** Collected data entries **
........

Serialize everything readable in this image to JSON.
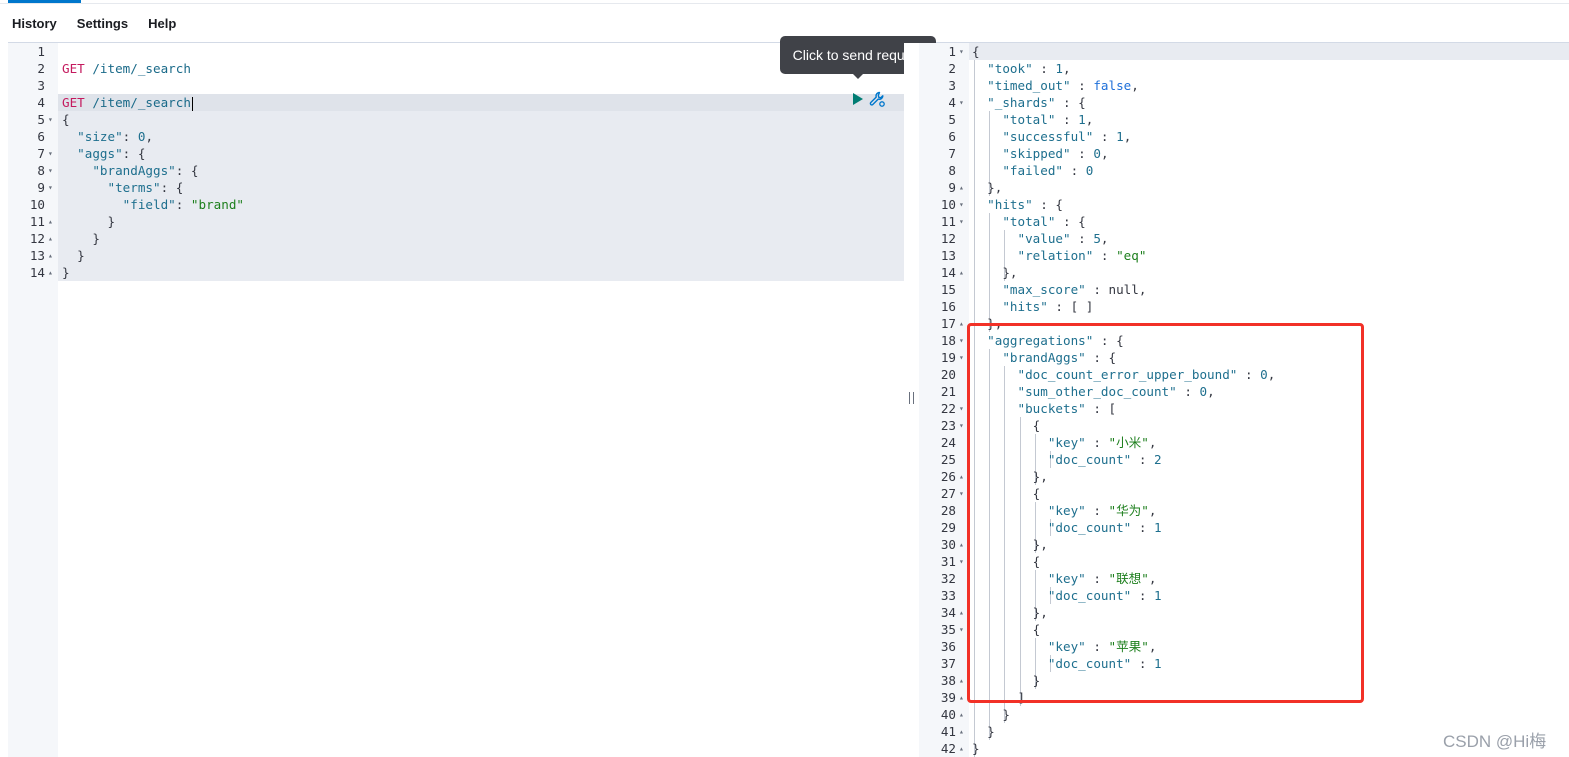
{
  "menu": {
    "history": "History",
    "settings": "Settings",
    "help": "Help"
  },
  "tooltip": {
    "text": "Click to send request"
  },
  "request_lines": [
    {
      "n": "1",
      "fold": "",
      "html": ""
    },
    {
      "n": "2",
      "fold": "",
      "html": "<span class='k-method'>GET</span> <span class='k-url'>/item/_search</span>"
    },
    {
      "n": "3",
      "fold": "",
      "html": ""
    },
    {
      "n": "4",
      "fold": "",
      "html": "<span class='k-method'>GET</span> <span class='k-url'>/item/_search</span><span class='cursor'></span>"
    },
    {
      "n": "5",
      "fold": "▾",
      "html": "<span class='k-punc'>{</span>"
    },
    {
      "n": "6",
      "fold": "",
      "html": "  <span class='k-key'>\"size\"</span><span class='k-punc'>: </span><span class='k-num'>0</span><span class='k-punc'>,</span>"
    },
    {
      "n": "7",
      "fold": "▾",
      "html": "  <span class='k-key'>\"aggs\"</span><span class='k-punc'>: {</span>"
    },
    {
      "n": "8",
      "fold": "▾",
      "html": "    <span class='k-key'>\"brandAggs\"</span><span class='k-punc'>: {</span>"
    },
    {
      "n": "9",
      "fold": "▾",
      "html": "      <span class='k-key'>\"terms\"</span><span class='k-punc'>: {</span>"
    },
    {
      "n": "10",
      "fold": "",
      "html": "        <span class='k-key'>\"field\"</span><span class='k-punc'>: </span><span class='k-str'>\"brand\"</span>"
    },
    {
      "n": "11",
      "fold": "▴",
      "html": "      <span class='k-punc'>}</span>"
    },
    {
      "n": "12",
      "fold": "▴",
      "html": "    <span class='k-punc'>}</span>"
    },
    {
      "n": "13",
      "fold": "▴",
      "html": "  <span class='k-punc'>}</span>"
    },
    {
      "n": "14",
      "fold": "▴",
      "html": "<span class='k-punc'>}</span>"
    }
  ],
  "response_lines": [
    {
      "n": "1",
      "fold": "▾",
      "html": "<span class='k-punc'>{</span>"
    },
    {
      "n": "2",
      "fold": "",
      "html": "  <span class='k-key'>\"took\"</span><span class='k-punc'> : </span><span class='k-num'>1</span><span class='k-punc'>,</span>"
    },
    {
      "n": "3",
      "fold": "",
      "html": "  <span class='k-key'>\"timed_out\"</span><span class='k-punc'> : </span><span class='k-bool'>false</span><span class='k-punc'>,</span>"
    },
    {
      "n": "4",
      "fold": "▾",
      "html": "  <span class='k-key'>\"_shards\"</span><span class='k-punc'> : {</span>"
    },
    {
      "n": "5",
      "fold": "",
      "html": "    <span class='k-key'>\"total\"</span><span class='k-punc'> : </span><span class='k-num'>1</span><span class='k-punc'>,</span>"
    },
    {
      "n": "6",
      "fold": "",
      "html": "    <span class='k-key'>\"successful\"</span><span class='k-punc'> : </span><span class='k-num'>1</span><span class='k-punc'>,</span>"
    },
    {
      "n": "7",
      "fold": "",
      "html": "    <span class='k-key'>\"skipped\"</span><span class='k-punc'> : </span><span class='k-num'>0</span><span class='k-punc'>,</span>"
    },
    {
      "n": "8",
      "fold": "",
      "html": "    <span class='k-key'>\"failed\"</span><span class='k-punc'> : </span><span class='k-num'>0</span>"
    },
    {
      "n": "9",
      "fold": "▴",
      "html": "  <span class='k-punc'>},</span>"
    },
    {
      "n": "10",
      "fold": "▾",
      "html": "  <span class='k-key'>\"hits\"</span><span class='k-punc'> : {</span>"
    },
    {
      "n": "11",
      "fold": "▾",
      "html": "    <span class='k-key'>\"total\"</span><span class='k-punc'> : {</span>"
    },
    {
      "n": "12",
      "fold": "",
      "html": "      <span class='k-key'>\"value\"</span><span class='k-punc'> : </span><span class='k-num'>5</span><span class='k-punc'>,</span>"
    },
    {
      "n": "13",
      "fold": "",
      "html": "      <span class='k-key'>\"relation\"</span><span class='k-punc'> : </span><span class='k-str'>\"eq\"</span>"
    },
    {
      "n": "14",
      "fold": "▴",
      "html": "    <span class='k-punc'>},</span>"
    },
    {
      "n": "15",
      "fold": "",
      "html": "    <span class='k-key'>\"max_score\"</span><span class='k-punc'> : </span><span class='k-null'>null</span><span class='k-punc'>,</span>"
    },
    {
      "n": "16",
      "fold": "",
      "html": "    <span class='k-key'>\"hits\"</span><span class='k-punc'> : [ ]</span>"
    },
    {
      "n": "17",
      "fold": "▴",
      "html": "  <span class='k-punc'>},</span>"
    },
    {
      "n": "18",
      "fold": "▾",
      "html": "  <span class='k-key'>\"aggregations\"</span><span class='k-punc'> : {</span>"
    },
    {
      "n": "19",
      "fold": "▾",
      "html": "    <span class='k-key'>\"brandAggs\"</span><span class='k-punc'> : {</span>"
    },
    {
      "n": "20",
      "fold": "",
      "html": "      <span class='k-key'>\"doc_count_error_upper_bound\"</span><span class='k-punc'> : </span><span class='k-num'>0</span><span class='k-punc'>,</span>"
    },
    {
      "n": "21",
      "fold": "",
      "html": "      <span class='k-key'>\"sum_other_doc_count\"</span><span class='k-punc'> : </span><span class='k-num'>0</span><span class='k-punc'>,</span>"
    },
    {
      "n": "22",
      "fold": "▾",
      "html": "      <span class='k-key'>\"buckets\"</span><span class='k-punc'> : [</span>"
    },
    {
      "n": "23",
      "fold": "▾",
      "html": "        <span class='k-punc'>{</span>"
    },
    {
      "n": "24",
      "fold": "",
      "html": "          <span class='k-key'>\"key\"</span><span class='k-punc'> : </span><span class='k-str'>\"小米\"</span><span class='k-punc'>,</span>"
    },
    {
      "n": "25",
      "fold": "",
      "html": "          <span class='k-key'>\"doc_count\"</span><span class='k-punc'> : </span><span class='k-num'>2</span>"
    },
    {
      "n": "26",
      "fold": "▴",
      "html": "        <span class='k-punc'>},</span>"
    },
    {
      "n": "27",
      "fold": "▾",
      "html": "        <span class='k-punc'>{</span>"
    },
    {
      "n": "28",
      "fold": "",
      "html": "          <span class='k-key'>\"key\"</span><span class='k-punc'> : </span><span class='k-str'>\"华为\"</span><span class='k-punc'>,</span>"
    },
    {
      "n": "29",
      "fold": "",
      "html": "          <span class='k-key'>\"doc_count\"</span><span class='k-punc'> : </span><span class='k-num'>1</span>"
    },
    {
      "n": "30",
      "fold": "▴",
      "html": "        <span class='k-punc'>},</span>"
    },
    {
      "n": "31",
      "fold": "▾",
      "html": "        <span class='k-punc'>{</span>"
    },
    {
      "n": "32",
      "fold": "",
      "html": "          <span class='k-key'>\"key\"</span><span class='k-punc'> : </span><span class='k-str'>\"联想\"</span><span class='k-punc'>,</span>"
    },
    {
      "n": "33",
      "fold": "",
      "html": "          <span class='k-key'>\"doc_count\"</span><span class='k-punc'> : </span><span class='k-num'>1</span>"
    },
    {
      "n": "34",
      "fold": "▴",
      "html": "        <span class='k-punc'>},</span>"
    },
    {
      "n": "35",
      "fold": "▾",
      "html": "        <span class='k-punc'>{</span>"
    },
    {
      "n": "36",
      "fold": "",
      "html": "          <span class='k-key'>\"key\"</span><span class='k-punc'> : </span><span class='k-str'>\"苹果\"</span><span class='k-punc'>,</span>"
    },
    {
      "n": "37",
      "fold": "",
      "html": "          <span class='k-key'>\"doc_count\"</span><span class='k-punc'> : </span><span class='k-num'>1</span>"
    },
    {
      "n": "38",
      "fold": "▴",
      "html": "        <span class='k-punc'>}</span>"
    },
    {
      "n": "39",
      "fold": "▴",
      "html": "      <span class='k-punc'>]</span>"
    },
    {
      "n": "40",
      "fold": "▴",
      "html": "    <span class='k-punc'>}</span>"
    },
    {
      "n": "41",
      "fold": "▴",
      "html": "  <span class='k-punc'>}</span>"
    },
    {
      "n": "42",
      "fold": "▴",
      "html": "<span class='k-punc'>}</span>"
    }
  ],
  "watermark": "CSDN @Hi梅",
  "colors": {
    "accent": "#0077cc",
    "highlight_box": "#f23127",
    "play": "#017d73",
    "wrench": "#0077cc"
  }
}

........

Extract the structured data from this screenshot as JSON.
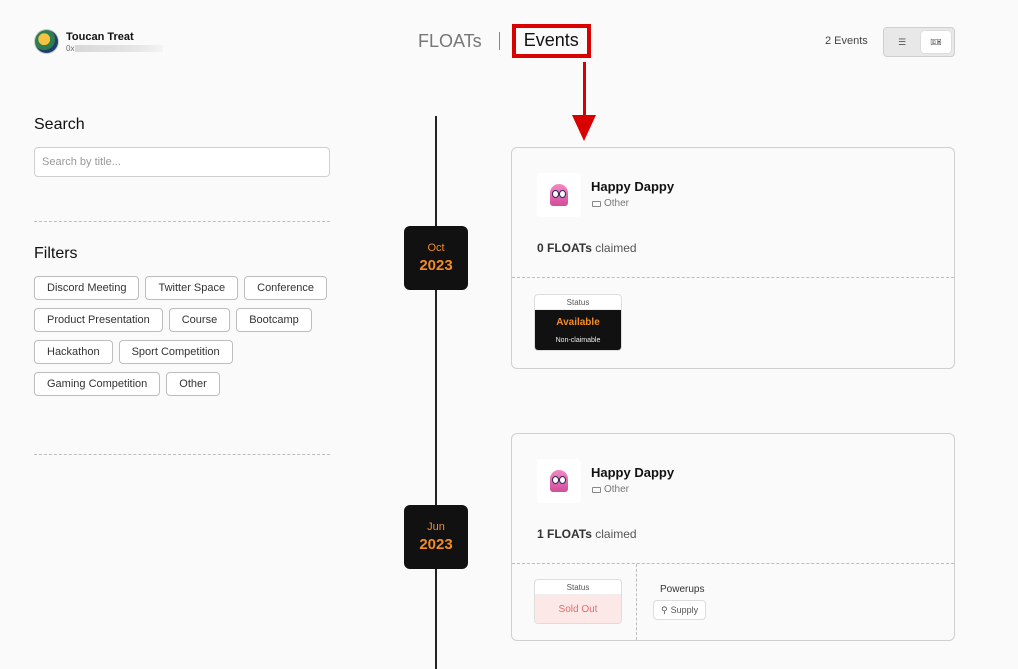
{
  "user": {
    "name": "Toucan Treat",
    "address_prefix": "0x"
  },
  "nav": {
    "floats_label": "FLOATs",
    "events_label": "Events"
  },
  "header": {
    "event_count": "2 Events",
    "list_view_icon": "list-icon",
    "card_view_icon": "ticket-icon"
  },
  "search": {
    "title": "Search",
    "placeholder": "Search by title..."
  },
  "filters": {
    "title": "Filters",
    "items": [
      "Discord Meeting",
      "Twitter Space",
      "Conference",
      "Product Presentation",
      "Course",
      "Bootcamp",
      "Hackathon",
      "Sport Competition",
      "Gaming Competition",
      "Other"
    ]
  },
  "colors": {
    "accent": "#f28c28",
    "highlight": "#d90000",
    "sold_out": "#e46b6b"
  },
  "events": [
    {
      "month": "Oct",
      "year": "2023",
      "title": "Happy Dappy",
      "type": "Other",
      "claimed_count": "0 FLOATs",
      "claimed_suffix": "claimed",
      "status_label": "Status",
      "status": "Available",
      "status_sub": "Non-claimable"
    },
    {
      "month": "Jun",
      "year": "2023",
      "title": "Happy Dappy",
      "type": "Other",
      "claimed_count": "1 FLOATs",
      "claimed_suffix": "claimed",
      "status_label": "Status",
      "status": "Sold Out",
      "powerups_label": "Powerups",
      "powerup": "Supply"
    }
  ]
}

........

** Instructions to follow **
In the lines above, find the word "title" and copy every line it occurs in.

** Your response **
    "title": "Search",
    "placeholder": "Search by title..."
    "title": "Filters",
      "title": "Happy Dappy",
      "title": "Happy Dappy",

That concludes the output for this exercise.